### [WHAT YOU WILL DO]
Give again, exactly, every line of the entries below from the one that has "Decode this image" to the last.

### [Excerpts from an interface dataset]
- - -

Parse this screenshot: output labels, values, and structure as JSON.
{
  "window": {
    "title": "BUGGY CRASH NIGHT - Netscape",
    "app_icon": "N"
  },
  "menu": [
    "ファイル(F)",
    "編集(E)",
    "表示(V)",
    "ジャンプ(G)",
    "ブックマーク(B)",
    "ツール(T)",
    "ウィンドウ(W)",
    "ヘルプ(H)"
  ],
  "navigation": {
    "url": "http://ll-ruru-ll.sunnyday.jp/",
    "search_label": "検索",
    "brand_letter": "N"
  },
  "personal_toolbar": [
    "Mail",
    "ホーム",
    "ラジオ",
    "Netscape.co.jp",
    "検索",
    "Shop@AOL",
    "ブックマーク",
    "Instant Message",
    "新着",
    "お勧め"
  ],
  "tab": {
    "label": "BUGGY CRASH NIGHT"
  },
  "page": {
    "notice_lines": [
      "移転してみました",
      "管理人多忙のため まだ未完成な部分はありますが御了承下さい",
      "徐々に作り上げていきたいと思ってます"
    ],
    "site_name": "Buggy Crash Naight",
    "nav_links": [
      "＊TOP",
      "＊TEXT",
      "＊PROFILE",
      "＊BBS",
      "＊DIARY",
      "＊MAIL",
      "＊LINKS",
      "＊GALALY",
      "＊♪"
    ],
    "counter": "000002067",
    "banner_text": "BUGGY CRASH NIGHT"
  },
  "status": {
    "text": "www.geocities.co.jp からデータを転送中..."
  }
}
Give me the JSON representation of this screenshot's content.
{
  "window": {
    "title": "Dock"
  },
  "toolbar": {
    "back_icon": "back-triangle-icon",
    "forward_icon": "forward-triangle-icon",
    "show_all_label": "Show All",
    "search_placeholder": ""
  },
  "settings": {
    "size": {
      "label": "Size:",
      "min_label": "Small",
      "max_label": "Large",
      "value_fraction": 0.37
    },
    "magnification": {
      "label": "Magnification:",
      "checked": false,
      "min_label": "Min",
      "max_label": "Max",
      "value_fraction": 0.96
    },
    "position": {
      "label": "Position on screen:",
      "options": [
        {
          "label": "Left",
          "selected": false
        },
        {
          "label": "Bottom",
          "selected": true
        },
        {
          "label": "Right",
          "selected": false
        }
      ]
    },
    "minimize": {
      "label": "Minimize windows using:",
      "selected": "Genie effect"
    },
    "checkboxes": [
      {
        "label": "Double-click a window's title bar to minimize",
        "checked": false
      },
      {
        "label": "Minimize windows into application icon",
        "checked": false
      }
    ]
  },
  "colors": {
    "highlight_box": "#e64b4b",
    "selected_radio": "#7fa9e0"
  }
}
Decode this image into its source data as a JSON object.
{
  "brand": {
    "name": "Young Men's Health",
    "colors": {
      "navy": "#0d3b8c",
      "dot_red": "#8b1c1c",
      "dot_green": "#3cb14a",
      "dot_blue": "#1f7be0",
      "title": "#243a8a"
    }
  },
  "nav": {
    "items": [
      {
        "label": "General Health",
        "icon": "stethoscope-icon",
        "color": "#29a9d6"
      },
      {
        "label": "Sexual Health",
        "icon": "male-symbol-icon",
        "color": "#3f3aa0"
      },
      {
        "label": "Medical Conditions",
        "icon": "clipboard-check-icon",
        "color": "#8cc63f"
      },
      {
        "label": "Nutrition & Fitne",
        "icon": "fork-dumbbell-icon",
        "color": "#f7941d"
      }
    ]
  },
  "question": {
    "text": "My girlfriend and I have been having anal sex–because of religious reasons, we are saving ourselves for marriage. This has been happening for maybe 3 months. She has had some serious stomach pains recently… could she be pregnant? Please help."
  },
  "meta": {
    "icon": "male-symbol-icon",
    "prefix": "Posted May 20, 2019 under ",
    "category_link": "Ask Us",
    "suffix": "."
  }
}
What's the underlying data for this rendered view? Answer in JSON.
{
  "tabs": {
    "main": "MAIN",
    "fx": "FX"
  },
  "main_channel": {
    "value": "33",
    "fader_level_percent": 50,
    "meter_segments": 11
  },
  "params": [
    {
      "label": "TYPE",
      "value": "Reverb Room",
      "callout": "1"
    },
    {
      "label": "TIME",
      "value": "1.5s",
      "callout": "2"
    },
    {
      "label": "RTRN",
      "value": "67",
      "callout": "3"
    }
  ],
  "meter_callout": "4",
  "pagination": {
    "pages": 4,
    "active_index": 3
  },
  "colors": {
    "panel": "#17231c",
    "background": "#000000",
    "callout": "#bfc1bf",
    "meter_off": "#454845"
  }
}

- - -

### [FINISHED EXERCISE]
Decode this image into its source data as a JSON object.
{
  "brand": {
    "name": "Young Men's Health",
    "colors": {
      "navy": "#0d3b8c",
      "dot_red": "#8b1c1c",
      "dot_green": "#3cb14a",
      "dot_blue": "#1f7be0",
      "title": "#243a8a"
    }
  },
  "nav": {
    "items": [
      {
        "label": "General Health",
        "icon": "stethoscope-icon",
        "color": "#29a9d6"
      },
      {
        "label": "Sexual Health",
        "icon": "male-symbol-icon",
        "color": "#3f3aa0"
      },
      {
        "label": "Medical Conditions",
        "icon": "clipboard-check-icon",
        "color": "#8cc63f"
      },
      {
        "label": "Nutrition & Fitne",
        "icon": "fork-dumbbell-icon",
        "color": "#f7941d"
      }
    ]
  },
  "question": {
    "text": "My girlfriend and I have been having anal sex–because of religious reasons, we are saving ourselves for marriage. This has been happening for maybe 3 months. She has had some serious stomach pains recently… could she be pregnant? Please help."
  },
  "meta": {
    "icon": "male-symbol-icon",
    "prefix": "Posted May 20, 2019 under ",
    "category_link": "Ask Us",
    "suffix": "."
  }
}
What's the underlying data for this rendered view? Answer in JSON.
{
  "tabs": {
    "main": "MAIN",
    "fx": "FX"
  },
  "main_channel": {
    "value": "33",
    "fader_level_percent": 50,
    "meter_segments": 11
  },
  "params": [
    {
      "label": "TYPE",
      "value": "Reverb Room",
      "callout": "1"
    },
    {
      "label": "TIME",
      "value": "1.5s",
      "callout": "2"
    },
    {
      "label": "RTRN",
      "value": "67",
      "callout": "3"
    }
  ],
  "meter_callout": "4",
  "pagination": {
    "pages": 4,
    "active_index": 3
  },
  "colors": {
    "panel": "#17231c",
    "background": "#000000",
    "callout": "#bfc1bf",
    "meter_off": "#454845"
  }
}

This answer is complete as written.